A new report suggests the popularity of domestic T20 cricket in England rose sharply during 2016.
The YouGov SportsIndex Report 2017 places the NatWest Blast among the top 10 sporting events in terms of public perception for the first time.
The report comes as the ECB executive continue plans to launch a new T20 competition on top of the NatWest Blast in the belief that the county system will not deliver a tournament of maximum impact.
The SportsIndex report analyses the performance of overall recent public awareness and sentiment of news about leading UK and international sports competitions events by interviewing 100 people each day. Respondents are asked: "Over the past two weeks, which of the following sporting events have you heard something positive/negative about?"
It them measures the 'buzz' about each event by defining the net difference between the amount of respondents hearing positive news and those hearing negative news in the previous two weeks. Buzz may also be negative if the event has been subject to a high level of negative publicity.
The report states: "Twenty20 Cricket is English cricket's 2016 success story, with efforts to re-position and market the game as an all-round entertainment spectacle seriously paying off and contributing to its much-improved buzz score."
The 2016 Olympics was rated as the top event, with the Paralympics third and the Six Nations fourth. Wimbledon (tennis) was second with the Tour de France rated fifth. The Premier League (football) was rated sixth with the NatWest Blast in seventh position. Test cricket was ranked eighth. The NatWest Blast competition was ranked 21st in the previous year.

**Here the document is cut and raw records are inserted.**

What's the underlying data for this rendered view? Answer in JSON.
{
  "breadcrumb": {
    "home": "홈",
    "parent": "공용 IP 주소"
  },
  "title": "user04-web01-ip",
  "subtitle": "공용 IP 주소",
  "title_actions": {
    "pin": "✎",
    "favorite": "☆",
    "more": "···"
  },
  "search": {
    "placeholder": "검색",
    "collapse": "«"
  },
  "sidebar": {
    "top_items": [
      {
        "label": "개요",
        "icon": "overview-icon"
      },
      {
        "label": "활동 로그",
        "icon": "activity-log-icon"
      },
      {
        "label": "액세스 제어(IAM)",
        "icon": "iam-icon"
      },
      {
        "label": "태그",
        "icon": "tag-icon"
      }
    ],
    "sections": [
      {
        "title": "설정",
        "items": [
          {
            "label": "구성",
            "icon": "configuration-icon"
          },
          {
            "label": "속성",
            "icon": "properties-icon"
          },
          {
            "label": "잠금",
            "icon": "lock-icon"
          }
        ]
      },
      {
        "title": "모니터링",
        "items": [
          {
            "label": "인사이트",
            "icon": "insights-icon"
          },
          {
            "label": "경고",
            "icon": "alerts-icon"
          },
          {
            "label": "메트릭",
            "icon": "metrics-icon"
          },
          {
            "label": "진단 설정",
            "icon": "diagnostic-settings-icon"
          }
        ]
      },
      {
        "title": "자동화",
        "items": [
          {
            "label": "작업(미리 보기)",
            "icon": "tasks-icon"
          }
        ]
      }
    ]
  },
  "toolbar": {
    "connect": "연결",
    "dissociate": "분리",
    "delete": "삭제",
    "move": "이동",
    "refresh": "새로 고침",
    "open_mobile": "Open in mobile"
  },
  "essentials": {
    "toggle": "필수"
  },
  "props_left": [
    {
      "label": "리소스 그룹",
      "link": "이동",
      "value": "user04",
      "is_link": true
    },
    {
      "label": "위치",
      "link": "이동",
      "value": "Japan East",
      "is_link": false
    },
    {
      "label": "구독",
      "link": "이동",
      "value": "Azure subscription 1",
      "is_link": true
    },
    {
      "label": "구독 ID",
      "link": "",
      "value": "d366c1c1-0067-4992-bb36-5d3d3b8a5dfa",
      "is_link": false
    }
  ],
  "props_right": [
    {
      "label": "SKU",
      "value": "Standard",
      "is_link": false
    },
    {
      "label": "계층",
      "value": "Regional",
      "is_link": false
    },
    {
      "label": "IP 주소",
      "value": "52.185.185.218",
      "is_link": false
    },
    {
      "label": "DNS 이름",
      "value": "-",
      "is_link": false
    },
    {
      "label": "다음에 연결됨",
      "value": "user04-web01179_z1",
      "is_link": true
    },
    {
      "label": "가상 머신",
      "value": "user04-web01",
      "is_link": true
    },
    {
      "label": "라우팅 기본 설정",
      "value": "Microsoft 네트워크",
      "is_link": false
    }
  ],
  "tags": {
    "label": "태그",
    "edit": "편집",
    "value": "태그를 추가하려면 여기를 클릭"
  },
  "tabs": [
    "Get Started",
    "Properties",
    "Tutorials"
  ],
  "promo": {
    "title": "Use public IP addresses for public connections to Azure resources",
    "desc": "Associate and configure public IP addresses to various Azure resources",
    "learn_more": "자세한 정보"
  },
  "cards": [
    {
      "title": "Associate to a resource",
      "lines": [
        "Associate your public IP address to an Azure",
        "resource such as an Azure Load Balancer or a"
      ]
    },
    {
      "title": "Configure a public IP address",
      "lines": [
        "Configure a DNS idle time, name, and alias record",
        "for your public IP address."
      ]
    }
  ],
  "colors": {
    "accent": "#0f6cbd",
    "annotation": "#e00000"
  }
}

While the NatWest Blast was branded a "mediocre" competition by ECB chairman Colin Graves on its eve in 2016, tickets sales have grown by 63 per-cent over the last four years.
The Blast has been built on the principle of appointment to view - playing games at a predictable time, usually Friday evenings - across all 18 first-class counties, although has been abandoned for 2017 with the tournament taking place in a more condensed midsummer slot.
The envisaged new competition moves away from the long-established professional circuit and will feature games every night of the week and be based in only eight main centres.
It also comes as it emerges that the number of tickets sold for games for the 2016 competition may have reached 950,000. ECB figures exclude all sales from games which are subsequently abandoned due to bad weather and declared a figure of 815,609, down from 827,654 in 2016. There were 15 abandoned fixtures in 2016 and seven in 2015.